Items from a dataset
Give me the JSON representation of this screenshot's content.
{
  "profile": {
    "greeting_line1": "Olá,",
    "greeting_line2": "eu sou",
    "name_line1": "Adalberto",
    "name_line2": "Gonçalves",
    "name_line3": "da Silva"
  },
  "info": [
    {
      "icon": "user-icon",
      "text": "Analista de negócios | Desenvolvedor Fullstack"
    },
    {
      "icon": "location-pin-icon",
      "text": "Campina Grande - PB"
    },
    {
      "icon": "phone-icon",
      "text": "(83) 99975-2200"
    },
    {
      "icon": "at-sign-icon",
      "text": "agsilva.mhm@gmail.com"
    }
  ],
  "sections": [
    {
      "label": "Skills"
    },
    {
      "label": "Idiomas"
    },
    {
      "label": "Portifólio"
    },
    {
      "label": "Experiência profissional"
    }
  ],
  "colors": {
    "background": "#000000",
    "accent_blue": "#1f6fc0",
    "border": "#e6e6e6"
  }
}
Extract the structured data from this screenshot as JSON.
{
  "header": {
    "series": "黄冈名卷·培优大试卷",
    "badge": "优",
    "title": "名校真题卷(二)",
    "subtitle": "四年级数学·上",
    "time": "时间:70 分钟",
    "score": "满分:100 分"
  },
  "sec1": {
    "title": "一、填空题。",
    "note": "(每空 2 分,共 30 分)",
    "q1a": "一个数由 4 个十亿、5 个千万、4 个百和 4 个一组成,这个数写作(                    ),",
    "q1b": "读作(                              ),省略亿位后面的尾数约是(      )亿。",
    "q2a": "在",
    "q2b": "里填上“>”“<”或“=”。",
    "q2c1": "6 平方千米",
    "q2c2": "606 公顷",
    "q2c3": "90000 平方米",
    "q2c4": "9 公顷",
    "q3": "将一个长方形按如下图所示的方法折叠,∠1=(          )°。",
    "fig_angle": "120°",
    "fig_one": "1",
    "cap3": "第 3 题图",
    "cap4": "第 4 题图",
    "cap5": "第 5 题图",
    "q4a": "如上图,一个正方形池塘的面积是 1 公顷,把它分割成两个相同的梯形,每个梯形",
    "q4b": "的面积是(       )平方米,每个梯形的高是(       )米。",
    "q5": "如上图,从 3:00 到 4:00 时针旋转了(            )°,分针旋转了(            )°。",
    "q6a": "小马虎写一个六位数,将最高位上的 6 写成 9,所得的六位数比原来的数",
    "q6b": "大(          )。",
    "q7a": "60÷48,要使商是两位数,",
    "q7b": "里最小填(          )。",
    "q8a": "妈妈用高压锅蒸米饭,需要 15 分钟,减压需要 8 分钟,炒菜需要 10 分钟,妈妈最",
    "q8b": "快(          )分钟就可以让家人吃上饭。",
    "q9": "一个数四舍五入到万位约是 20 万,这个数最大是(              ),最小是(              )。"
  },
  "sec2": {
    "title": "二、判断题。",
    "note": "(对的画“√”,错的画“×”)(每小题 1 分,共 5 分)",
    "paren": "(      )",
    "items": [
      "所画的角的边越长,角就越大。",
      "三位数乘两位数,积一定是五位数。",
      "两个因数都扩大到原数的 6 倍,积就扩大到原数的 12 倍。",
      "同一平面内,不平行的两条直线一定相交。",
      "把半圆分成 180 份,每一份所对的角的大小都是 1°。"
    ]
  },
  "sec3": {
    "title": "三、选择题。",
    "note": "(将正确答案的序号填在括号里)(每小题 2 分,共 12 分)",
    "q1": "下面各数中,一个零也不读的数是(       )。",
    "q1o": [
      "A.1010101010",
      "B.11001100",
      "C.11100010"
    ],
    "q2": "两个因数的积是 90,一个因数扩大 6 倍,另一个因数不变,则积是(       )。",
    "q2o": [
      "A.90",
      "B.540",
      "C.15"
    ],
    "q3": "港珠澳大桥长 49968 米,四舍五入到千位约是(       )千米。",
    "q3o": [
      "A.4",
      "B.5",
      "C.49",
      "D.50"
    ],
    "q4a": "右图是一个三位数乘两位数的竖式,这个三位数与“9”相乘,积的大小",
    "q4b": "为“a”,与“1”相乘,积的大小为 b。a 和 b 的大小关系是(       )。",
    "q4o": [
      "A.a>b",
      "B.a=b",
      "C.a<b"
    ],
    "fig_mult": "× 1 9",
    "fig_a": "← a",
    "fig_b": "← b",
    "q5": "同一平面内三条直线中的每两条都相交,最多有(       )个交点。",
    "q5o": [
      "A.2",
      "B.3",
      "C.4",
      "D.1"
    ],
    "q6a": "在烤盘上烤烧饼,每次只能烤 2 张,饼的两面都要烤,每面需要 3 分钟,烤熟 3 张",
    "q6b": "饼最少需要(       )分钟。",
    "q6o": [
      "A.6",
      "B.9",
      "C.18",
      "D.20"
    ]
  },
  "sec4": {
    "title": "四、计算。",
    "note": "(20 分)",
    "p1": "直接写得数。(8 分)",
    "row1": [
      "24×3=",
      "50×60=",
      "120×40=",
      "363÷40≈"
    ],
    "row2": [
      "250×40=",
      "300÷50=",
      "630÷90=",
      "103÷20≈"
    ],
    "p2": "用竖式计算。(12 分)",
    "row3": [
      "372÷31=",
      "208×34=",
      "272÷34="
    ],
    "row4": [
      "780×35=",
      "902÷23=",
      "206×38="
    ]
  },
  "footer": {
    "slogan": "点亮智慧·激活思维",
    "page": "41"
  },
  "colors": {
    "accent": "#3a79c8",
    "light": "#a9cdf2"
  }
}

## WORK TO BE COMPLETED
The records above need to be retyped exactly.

## ANSWER TO THIS EXERCISE
Give me the JSON representation of this screenshot's content.
{
  "profile": {
    "greeting_line1": "Olá,",
    "greeting_line2": "eu sou",
    "name_line1": "Adalberto",
    "name_line2": "Gonçalves",
    "name_line3": "da Silva"
  },
  "info": [
    {
      "icon": "user-icon",
      "text": "Analista de negócios | Desenvolvedor Fullstack"
    },
    {
      "icon": "location-pin-icon",
      "text": "Campina Grande - PB"
    },
    {
      "icon": "phone-icon",
      "text": "(83) 99975-2200"
    },
    {
      "icon": "at-sign-icon",
      "text": "agsilva.mhm@gmail.com"
    }
  ],
  "sections": [
    {
      "label": "Skills"
    },
    {
      "label": "Idiomas"
    },
    {
      "label": "Portifólio"
    },
    {
      "label": "Experiência profissional"
    }
  ],
  "colors": {
    "background": "#000000",
    "accent_blue": "#1f6fc0",
    "border": "#e6e6e6"
  }
}
Extract the structured data from this screenshot as JSON.
{
  "header": {
    "series": "黄冈名卷·培优大试卷",
    "badge": "优",
    "title": "名校真题卷(二)",
    "subtitle": "四年级数学·上",
    "time": "时间:70 分钟",
    "score": "满分:100 分"
  },
  "sec1": {
    "title": "一、填空题。",
    "note": "(每空 2 分,共 30 分)",
    "q1a": "一个数由 4 个十亿、5 个千万、4 个百和 4 个一组成,这个数写作(                    ),",
    "q1b": "读作(                              ),省略亿位后面的尾数约是(      )亿。",
    "q2a": "在",
    "q2b": "里填上“>”“<”或“=”。",
    "q2c1": "6 平方千米",
    "q2c2": "606 公顷",
    "q2c3": "90000 平方米",
    "q2c4": "9 公顷",
    "q3": "将一个长方形按如下图所示的方法折叠,∠1=(          )°。",
    "fig_angle": "120°",
    "fig_one": "1",
    "cap3": "第 3 题图",
    "cap4": "第 4 题图",
    "cap5": "第 5 题图",
    "q4a": "如上图,一个正方形池塘的面积是 1 公顷,把它分割成两个相同的梯形,每个梯形",
    "q4b": "的面积是(       )平方米,每个梯形的高是(       )米。",
    "q5": "如上图,从 3:00 到 4:00 时针旋转了(            )°,分针旋转了(            )°。",
    "q6a": "小马虎写一个六位数,将最高位上的 6 写成 9,所得的六位数比原来的数",
    "q6b": "大(          )。",
    "q7a": "60÷48,要使商是两位数,",
    "q7b": "里最小填(          )。",
    "q8a": "妈妈用高压锅蒸米饭,需要 15 分钟,减压需要 8 分钟,炒菜需要 10 分钟,妈妈最",
    "q8b": "快(          )分钟就可以让家人吃上饭。",
    "q9": "一个数四舍五入到万位约是 20 万,这个数最大是(              ),最小是(              )。"
  },
  "sec2": {
    "title": "二、判断题。",
    "note": "(对的画“√”,错的画“×”)(每小题 1 分,共 5 分)",
    "paren": "(      )",
    "items": [
      "所画的角的边越长,角就越大。",
      "三位数乘两位数,积一定是五位数。",
      "两个因数都扩大到原数的 6 倍,积就扩大到原数的 12 倍。",
      "同一平面内,不平行的两条直线一定相交。",
      "把半圆分成 180 份,每一份所对的角的大小都是 1°。"
    ]
  },
  "sec3": {
    "title": "三、选择题。",
    "note": "(将正确答案的序号填在括号里)(每小题 2 分,共 12 分)",
    "q1": "下面各数中,一个零也不读的数是(       )。",
    "q1o": [
      "A.1010101010",
      "B.11001100",
      "C.11100010"
    ],
    "q2": "两个因数的积是 90,一个因数扩大 6 倍,另一个因数不变,则积是(       )。",
    "q2o": [
      "A.90",
      "B.540",
      "C.15"
    ],
    "q3": "港珠澳大桥长 49968 米,四舍五入到千位约是(       )千米。",
    "q3o": [
      "A.4",
      "B.5",
      "C.49",
      "D.50"
    ],
    "q4a": "右图是一个三位数乘两位数的竖式,这个三位数与“9”相乘,积的大小",
    "q4b": "为“a”,与“1”相乘,积的大小为 b。a 和 b 的大小关系是(       )。",
    "q4o": [
      "A.a>b",
      "B.a=b",
      "C.a<b"
    ],
    "fig_mult": "× 1 9",
    "fig_a": "← a",
    "fig_b": "← b",
    "q5": "同一平面内三条直线中的每两条都相交,最多有(       )个交点。",
    "q5o": [
      "A.2",
      "B.3",
      "C.4",
      "D.1"
    ],
    "q6a": "在烤盘上烤烧饼,每次只能烤 2 张,饼的两面都要烤,每面需要 3 分钟,烤熟 3 张",
    "q6b": "饼最少需要(       )分钟。",
    "q6o": [
      "A.6",
      "B.9",
      "C.18",
      "D.20"
    ]
  },
  "sec4": {
    "title": "四、计算。",
    "note": "(20 分)",
    "p1": "直接写得数。(8 分)",
    "row1": [
      "24×3=",
      "50×60=",
      "120×40=",
      "363÷40≈"
    ],
    "row2": [
      "250×40=",
      "300÷50=",
      "630÷90=",
      "103÷20≈"
    ],
    "p2": "用竖式计算。(12 分)",
    "row3": [
      "372÷31=",
      "208×34=",
      "272÷34="
    ],
    "row4": [
      "780×35=",
      "902÷23=",
      "206×38="
    ]
  },
  "footer": {
    "slogan": "点亮智慧·激活思维",
    "page": "41"
  },
  "colors": {
    "accent": "#3a79c8",
    "light": "#a9cdf2"
  }
}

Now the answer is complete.